The devmap(9E) entry point is called as a result of the mmap(2) system call. The devmap(9E) function is called to export device memory or kernel memory to user applications. The devmap() function is used for the following operations:
Validate the user mapping to the device or kernel memory
Translate the logical offset within the application mapping to the corresponding offset within the device or kernel memory
Pass the mapping information to the system for setting up the mapping
The devmap() function has the following syntax:
int devmap(dev_t dev, devmap_cookie_t handle, offset_t off, size_t len, size_t *maplen, uint_t model);
Device whose memory is to be mapped.
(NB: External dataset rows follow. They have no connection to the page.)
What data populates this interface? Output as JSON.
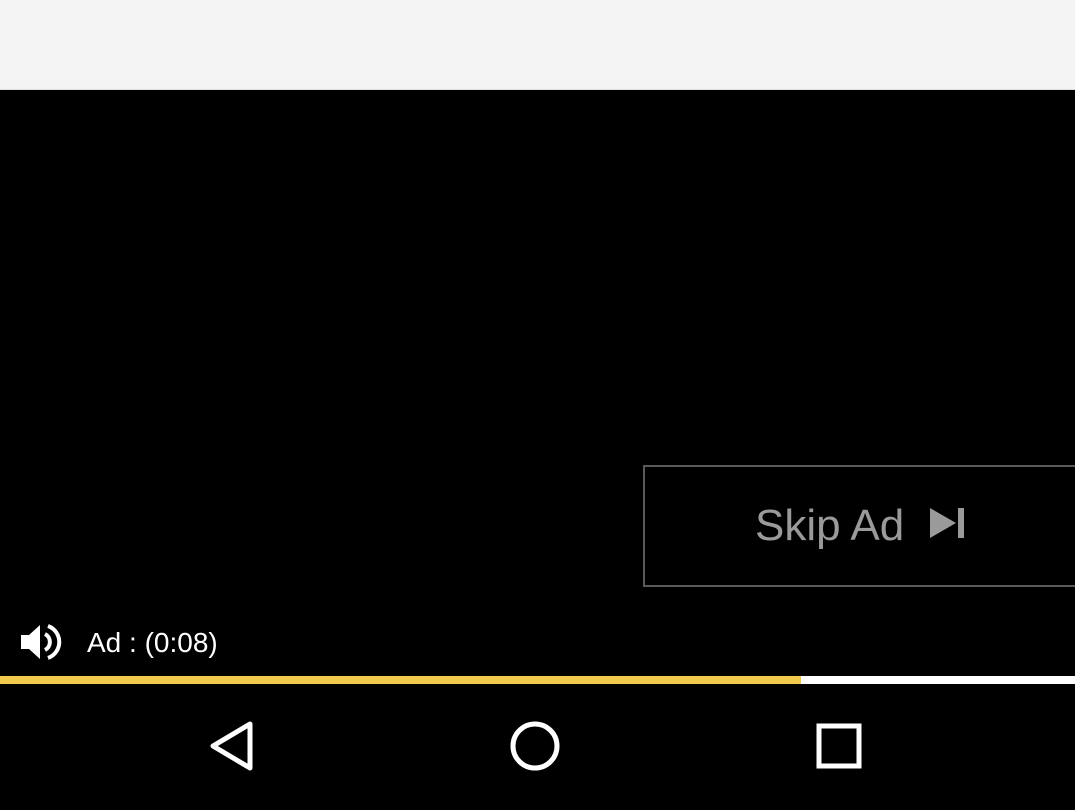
{
  "skip_ad": {
    "label": "Skip Ad",
    "icon": "skip-next-icon"
  },
  "ad": {
    "countdown": "Ad : (0:08)",
    "progress_fraction": 0.745
  },
  "controls": {
    "volume_icon": "volume-on-icon"
  },
  "colors": {
    "progress_played": "#f2c94c",
    "progress_remaining": "#ffffff",
    "top_bar": "#f4f4f4"
  },
  "nav_bar": {
    "icons": [
      "back-icon",
      "home-icon",
      "recents-icon"
    ]
  }
}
Device-mapping handle that the system creates and uses to describe a mapping to contiguous memory in the device or kernel.
Logical offset within the application mapping that has to be translated by the driver to the corresponding offset within the device or kernel memory.
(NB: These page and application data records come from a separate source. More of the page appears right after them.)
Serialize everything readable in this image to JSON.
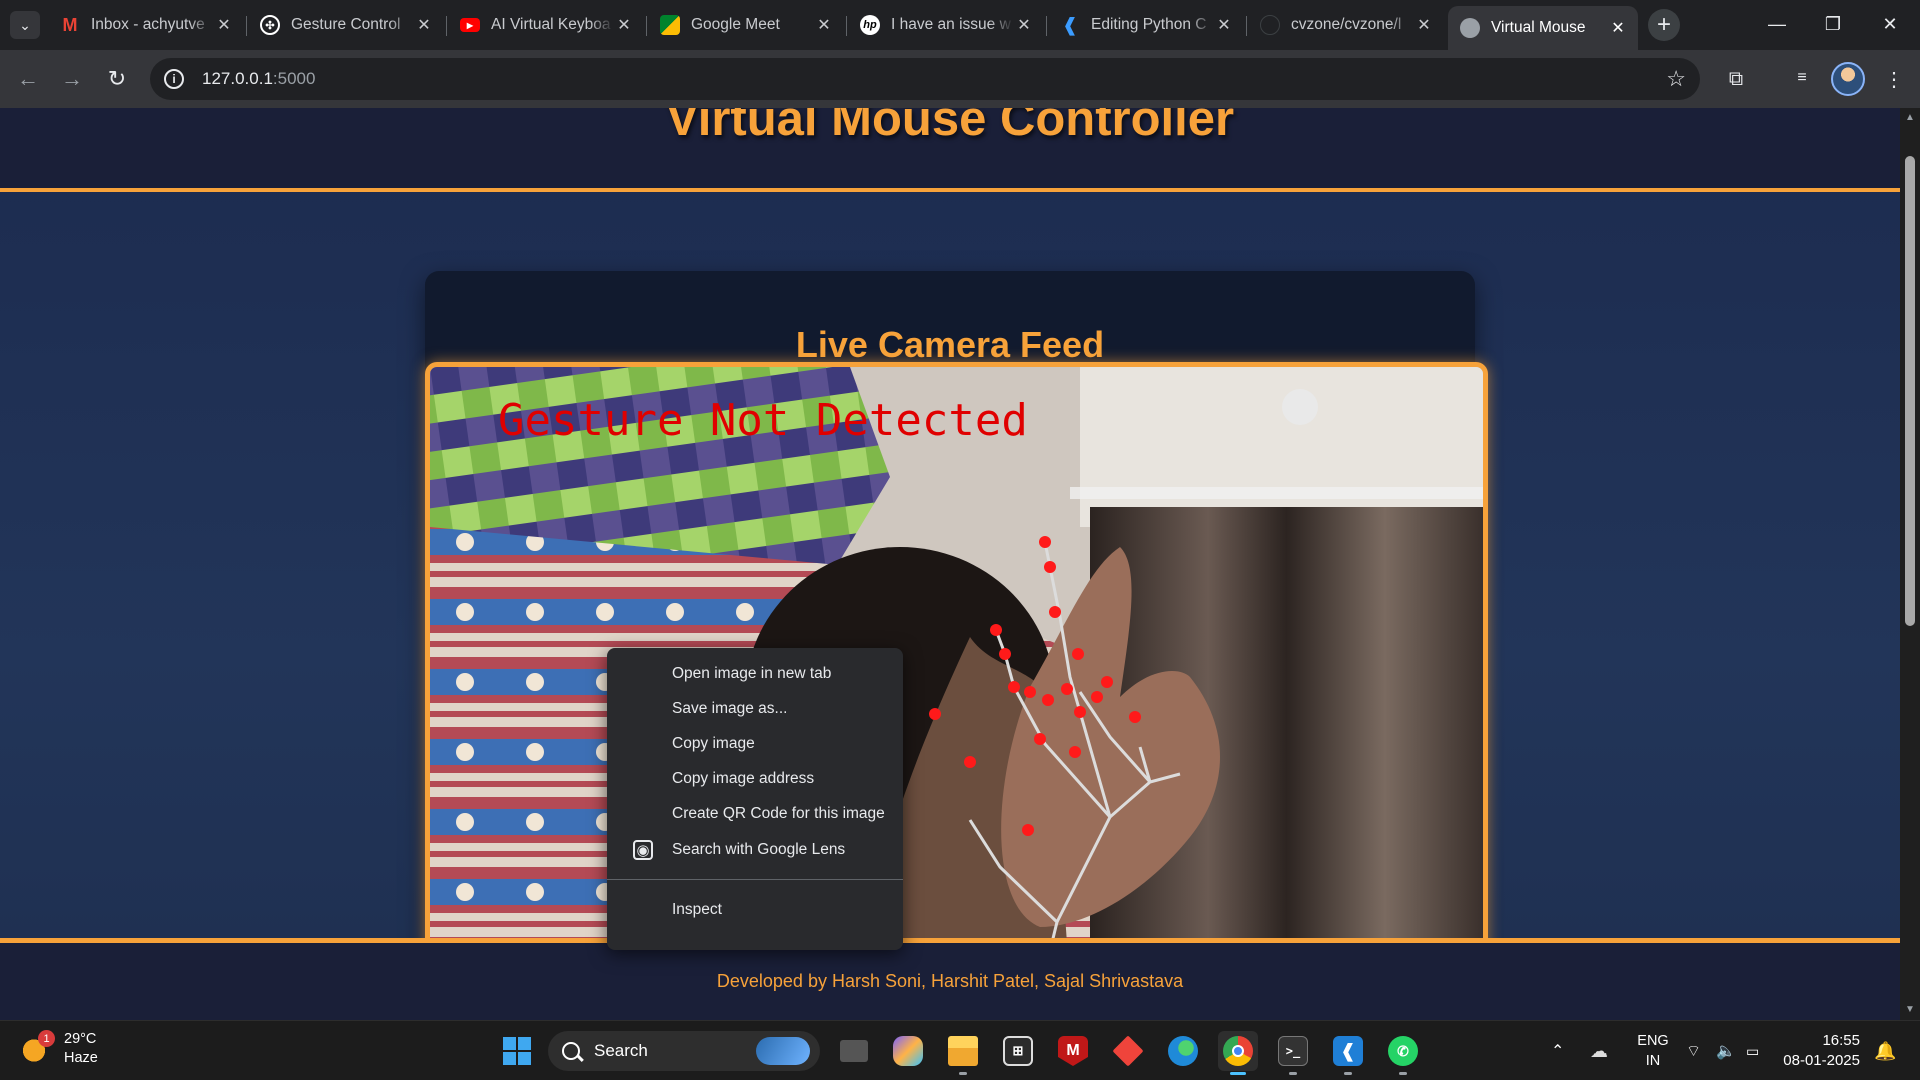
{
  "browser": {
    "tabs": [
      {
        "label": "Inbox - achyutve",
        "icon": "gmail-icon",
        "color": "#ea4335"
      },
      {
        "label": "Gesture Control",
        "icon": "openai-icon",
        "color": "#ffffff"
      },
      {
        "label": "AI Virtual Keyboa",
        "icon": "youtube-icon",
        "color": "#ff0000"
      },
      {
        "label": "Google Meet",
        "icon": "google-meet-icon",
        "color": "#00832d"
      },
      {
        "label": "I have an issue w",
        "icon": "hp-icon",
        "color": "#ffffff"
      },
      {
        "label": "Editing Python C",
        "icon": "vscode-icon",
        "color": "#3b9cff"
      },
      {
        "label": "cvzone/cvzone/l",
        "icon": "github-icon",
        "color": "#202124"
      },
      {
        "label": "Virtual Mouse",
        "icon": "globe-icon",
        "color": "#9aa0a6"
      }
    ],
    "url_host": "127.0.0.1",
    "url_port": ":5000"
  },
  "page": {
    "title": "Virtual Mouse Controller",
    "feed_heading": "Live Camera Feed",
    "overlay_text": "Gesture Not Detected",
    "footer": "Developed by Harsh Soni, Harshit Patel, Sajal Shrivastava"
  },
  "context_menu": {
    "items": [
      "Open image in new tab",
      "Save image as...",
      "Copy image",
      "Copy image address",
      "Create QR Code for this image"
    ],
    "lens_item": "Search with Google Lens",
    "inspect": "Inspect"
  },
  "taskbar": {
    "weather_temp": "29°C",
    "weather_desc": "Haze",
    "weather_badge": "1",
    "search_placeholder": "Search",
    "lang_line1": "ENG",
    "lang_line2": "IN",
    "time": "16:55",
    "date": "08-01-2025",
    "apps": [
      "task-view-icon",
      "copilot-icon",
      "file-explorer-icon",
      "microsoft-store-icon",
      "mcafee-icon",
      "anydesk-icon",
      "edge-icon",
      "chrome-icon",
      "terminal-icon",
      "vscode-icon",
      "whatsapp-icon"
    ]
  },
  "colors": {
    "accent": "#f7a23a",
    "page_bg": "#1c2b4f",
    "overlay_red": "#e00000"
  }
}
Length (in bytes) of the memory being mapped.
Enables driver to associate different kernel memory regions or multiple physically discontiguous memory regions with one contiguous user application mapping.
Data model type of the current thread.
The system creates multiple mapping handles in one mmap(2) system call. For example, the mapping might contain multiple physically discontiguous memory regions.
Initially, devmap(9E) is called with the parameters off and len. These parameters are passed by the application to mmap(2). devmap(9E) sets *maplen to the length from off to the end of a contiguous memory region. The *maplen value must be rounded up to a multiple of a page size. The *maplen value can be set to less than the original mapping length len. If so, the system uses a new mapping handle with adjusted off and len parameters to call devmap(9E) repeatedly until the initial mapping length is satisfied.
If a driver supports multiple application data models, model must be passed to ddi_model_convert_from(9F). The ddi_model_convert_from() function determines whether a data model mismatch exists between the current thread and the device driver. The device driver might have to adjust the shape of data structures before exporting the structures to a user thread that supports a different data model. See Appendix C, Making a Device Driver 64-Bit Ready page for more details.
The devmap(9E) entry point must return -1 if the logical offset, off, is out of the range of memory exported by the driver.